How to choose your work shoes

Last update: 3 April 2022

How to choose your work shoes

We all know that a sedentary lifestyle, if not countered by frequent intervals of physical activity, may be harmful to one’s health. While it appears that working in a field that encourages mobility is beneficial for your health, it is critical to ensure that your feet are comfortable so that lengthy periods of standing do not result in pain or fatigue. When working in a standing position, the muscles and ligaments of the leg are frequently used, therefore choosing shoes that promote proper posture and alignment is most important.

Wear shoes that fit your foot

Choosing the correct shoes for your work necessitates taking into account your morphology as well as the characteristics of your foot. We generally examine the shoe’s size, but we must also consider its width, flexibility, and ease of usage.

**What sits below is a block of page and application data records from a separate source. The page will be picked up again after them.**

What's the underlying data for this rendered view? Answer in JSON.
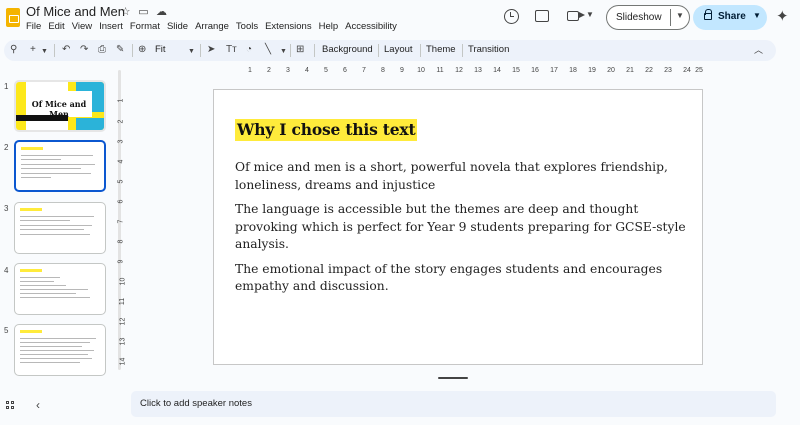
{
  "app": {
    "title": "Of Mice and Men",
    "menu": [
      "File",
      "Edit",
      "View",
      "Insert",
      "Format",
      "Slide",
      "Arrange",
      "Tools",
      "Extensions",
      "Help",
      "Accessibility"
    ],
    "slideshow_label": "Slideshow",
    "share_label": "Share",
    "accent_color": "#c2e7ff"
  },
  "toolbar": {
    "zoom_label": "Fit",
    "background_label": "Background",
    "layout_label": "Layout",
    "theme_label": "Theme",
    "transition_label": "Transition"
  },
  "ruler": {
    "top_labels": [
      "1",
      "2",
      "3",
      "4",
      "5",
      "6",
      "7",
      "8",
      "9",
      "10",
      "11",
      "12",
      "13",
      "14",
      "15",
      "16",
      "17",
      "18",
      "19",
      "20",
      "21",
      "22",
      "23",
      "24",
      "25"
    ],
    "left_labels": [
      "1",
      "2",
      "3",
      "4",
      "5",
      "6",
      "7",
      "8",
      "9",
      "10",
      "11",
      "12",
      "13",
      "14"
    ]
  },
  "filmstrip": {
    "slides": [
      {
        "number": "1",
        "title": "Of Mice and Men"
      },
      {
        "number": "2"
      },
      {
        "number": "3"
      },
      {
        "number": "4"
      },
      {
        "number": "5"
      }
    ]
  },
  "slide": {
    "title": "Why I chose this text",
    "paragraphs": [
      "Of mice and men is a short, powerful novela that explores friendship, loneliness, dreams and injustice",
      "The language is accessible but the themes are deep and thought provoking which is perfect for Year 9 students preparing for GCSE-style analysis.",
      "The emotional impact of the story engages students and encourages empathy and discussion."
    ],
    "highlight_color": "#ffeb3b"
  },
  "notes": {
    "placeholder": "Click to add speaker notes"
  }
}
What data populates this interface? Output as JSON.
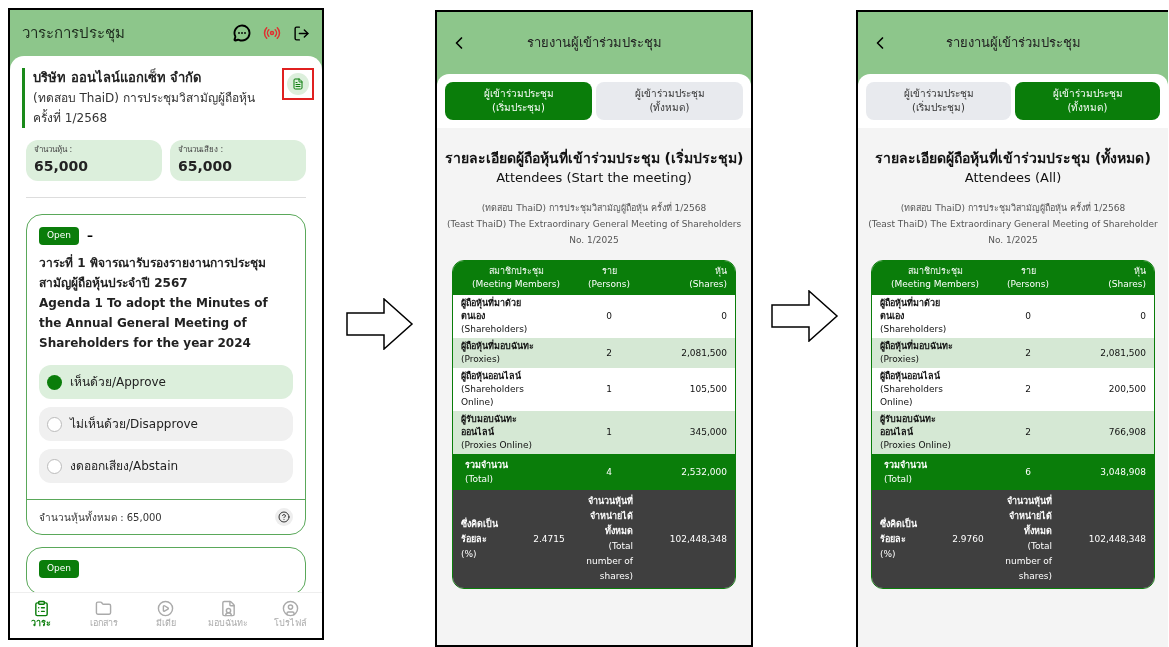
{
  "agenda_screen": {
    "title": "วาระการประชุม",
    "company": {
      "name": "บริษัท ออนไลน์แอกเซ็ท จำกัด",
      "meeting": "(ทดสอบ ThaiD) การประชุมวิสามัญผู้ถือหุ้น ครั้งที่ 1/2568",
      "document_marked": true
    },
    "stats": [
      {
        "label": "จำนวนหุ้น :",
        "value": "65,000"
      },
      {
        "label": "จำนวนเสียง :",
        "value": "65,000"
      }
    ],
    "agendas": [
      {
        "status": "Open",
        "suffix": "–",
        "title_th": "วาระที่ 1 พิจารณารับรองรายงานการประชุมสามัญผู้ถือหุ้นประจำปี 2567",
        "title_en": "Agenda 1 To adopt the Minutes of the Annual General Meeting of Shareholders for the year 2024",
        "options": [
          {
            "label": "เห็นด้วย/Approve",
            "selected": true
          },
          {
            "label": "ไม่เห็นด้วย/Disapprove",
            "selected": false
          },
          {
            "label": "งดออกเสียง/Abstain",
            "selected": false
          }
        ],
        "total": "จำนวนหุ้นทั้งหมด : 65,000"
      },
      {
        "status": "Open"
      }
    ],
    "nav": [
      {
        "label": "วาระ",
        "selected": true
      },
      {
        "label": "เอกสาร",
        "selected": false
      },
      {
        "label": "มีเดีย",
        "selected": false
      },
      {
        "label": "มอบฉันทะ",
        "selected": false
      },
      {
        "label": "โปรไฟล์",
        "selected": false
      }
    ]
  },
  "reports": [
    {
      "title": "รายงานผู้เข้าร่วมประชุม",
      "tabs": [
        {
          "line1": "ผู้เข้าร่วมประชุม",
          "line2": "(เริ่มประชุม)",
          "selected": true
        },
        {
          "line1": "ผู้เข้าร่วมประชุม",
          "line2": "(ทั้งหมด)",
          "selected": false
        }
      ],
      "heading_th": "รายละเอียดผู้ถือหุ้นที่เข้าร่วมประชุม (เริ่มประชุม)",
      "heading_en": "Attendees (Start the meeting)",
      "meeting_th": "(ทดสอบ ThaiD) การประชุมวิสามัญผู้ถือหุ้น ครั้งที่ 1/2568",
      "meeting_en": "(Teast ThaiD) The Extraordinary General Meeting of Shareholders",
      "meeting_no": "No. 1/2025",
      "columns": [
        {
          "th": "สมาชิกประชุม",
          "en": "(Meeting Members)"
        },
        {
          "th": "ราย",
          "en": "(Persons)"
        },
        {
          "th": "หุ้น",
          "en": "(Shares)"
        }
      ],
      "rows": [
        {
          "name_th": "ผู้ถือหุ้นที่มาด้วยตนเอง",
          "name_en": "(Shareholders)",
          "persons": "0",
          "shares": "0"
        },
        {
          "name_th": "ผู้ถือหุ้นที่มอบฉันทะ",
          "name_en": "(Proxies)",
          "persons": "2",
          "shares": "2,081,500"
        },
        {
          "name_th": "ผู้ถือหุ้นออนไลน์",
          "name_en": "(Shareholders Online)",
          "persons": "1",
          "shares": "105,500"
        },
        {
          "name_th": "ผู้รับมอบฉันทะออนไลน์",
          "name_en": "(Proxies Online)",
          "persons": "1",
          "shares": "345,000"
        }
      ],
      "total": {
        "th": "รวมจำนวน",
        "en": "(Total)",
        "persons": "4",
        "shares": "2,532,000"
      },
      "summary": {
        "label_th": "ซึ่งคิดเป็นร้อยละ",
        "label_en": "(%)",
        "percent": "2.4715",
        "shares_label_th": "จำนวนหุ้นที่จำหน่ายได้ทั้งหมด",
        "shares_label_en": "(Total number of shares)",
        "total_shares": "102,448,348"
      }
    },
    {
      "title": "รายงานผู้เข้าร่วมประชุม",
      "tabs": [
        {
          "line1": "ผู้เข้าร่วมประชุม",
          "line2": "(เริ่มประชุม)",
          "selected": false
        },
        {
          "line1": "ผู้เข้าร่วมประชุม",
          "line2": "(ทั้งหมด)",
          "selected": true
        }
      ],
      "heading_th": "รายละเอียดผู้ถือหุ้นที่เข้าร่วมประชุม (ทั้งหมด)",
      "heading_en": "Attendees (All)",
      "meeting_th": "(ทดสอบ ThaiD) การประชุมวิสามัญผู้ถือหุ้น ครั้งที่ 1/2568",
      "meeting_en": "(Teast ThaiD) The Extraordinary General Meeting of Shareholder",
      "meeting_no": "No. 1/2025",
      "columns": [
        {
          "th": "สมาชิกประชุม",
          "en": "(Meeting Members)"
        },
        {
          "th": "ราย",
          "en": "(Persons)"
        },
        {
          "th": "หุ้น",
          "en": "(Shares)"
        }
      ],
      "rows": [
        {
          "name_th": "ผู้ถือหุ้นที่มาด้วยตนเอง",
          "name_en": "(Shareholders)",
          "persons": "0",
          "shares": "0"
        },
        {
          "name_th": "ผู้ถือหุ้นที่มอบฉันทะ",
          "name_en": "(Proxies)",
          "persons": "2",
          "shares": "2,081,500"
        },
        {
          "name_th": "ผู้ถือหุ้นออนไลน์",
          "name_en": "(Shareholders Online)",
          "persons": "2",
          "shares": "200,500"
        },
        {
          "name_th": "ผู้รับมอบฉันทะออนไลน์",
          "name_en": "(Proxies Online)",
          "persons": "2",
          "shares": "766,908"
        }
      ],
      "total": {
        "th": "รวมจำนวน",
        "en": "(Total)",
        "persons": "6",
        "shares": "3,048,908"
      },
      "summary": {
        "label_th": "ซึ่งคิดเป็นร้อยละ",
        "label_en": "(%)",
        "percent": "2.9760",
        "shares_label_th": "จำนวนหุ้นที่จำหน่ายได้ทั้งหมด",
        "shares_label_en": "(Total number of shares)",
        "total_shares": "102,448,348"
      }
    }
  ]
}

Take the time to make sure the shoe size suits you to avoid the discomfort and pathologies that can result from wearing the wrong shoes. The toes should be allowed to move freely in a comfortable work shoe, and the foot should not be compressed. You should be able to flex your toes appropriately yet feeling comfortable with the arch of your foot. You should be able to insert a finger inside the shoe at the rear of the heel with your toes straight to see whether it fits. If the shoe’s sole can be removed, you can compare the size and width of your foot to it.

Do not be afraid to walk around in the shoes for a few minutes; this will help you prevent any pain.

If you have to stand for long periods of time on hard surfaces, an absorbent sole with sufficient thickness can help you absorb the shocks. Avoid shoes with hard or flat bottoms, and pay attention to the heel width. It should neither be very high or excessively low. Shoes with heels of approximately a third to a quarter of an inch are often suggested because they support the foot without emphasizing the arch.

If you spend a lot of time on your feet, consider foot orthotics

Foot orthotics may be a useful option if working on your feet for lengthy periods of time causes foot or back pain despite careful footwear selection.

Moreover, a profession that forces you to stand for long periods of time can cause foot abnormalities, which can lead to musculoskeletal alignment issues. Misalignment of the rear limbs can cause knee and back discomfort, as well as conditions including acquired flat feet, hallux valgus (also known as a foot bunion), and plantar fasciitis (damage to the fibrous tissue that supports the arch of the foot).

Following a visit with a podiatrist, you will be able to choose which form of foot orthosis is appropriate for you. Orthotics have the benefit of being simple to use and may be placed into your work shoe to increase comfort. Foot orthotics help to straighten your foot and minimize discomfort when used in conjunction with rehabilitation activities.

Use steel-toed shoes

While being active at work might be beneficial, some jobs provide a greater risk of injury. Steel toe shoes, for example, are required in the construction industries to prevent heavy items from striking your feet.

Because of their unique role, it is also required to examine their compliance with the CAN/CSA-Z195-02 standard in addition to the above-mentioned selection criteria. This standard considers the adhesion and flexibility of the soles, the protection of the foot’s bones, shock and puncture resistance, and conductivity (against electrical shocks).

Depending on your employment, some will cover your entire foot while others may only protect a portion of it. Because they are shoes that might weigh more than a street shoe, make sure you pick them based on the trips you will be making during the day. 

Why consult a podiatrist before choosing your work shoes?

The FootNetwork association of foot health specialists can examine your feet while taking into consideration your work environment as well as any inherited or acquired disorders. Please do not hesitate to get in touch with them right away.

Subscribe to our newsletter to stay up to date with the latest innovations in podiatry.

We use cookies to operate and improve our services. Respecting your privacy is important to us. See our privacy policy.

I understand
FootNetwork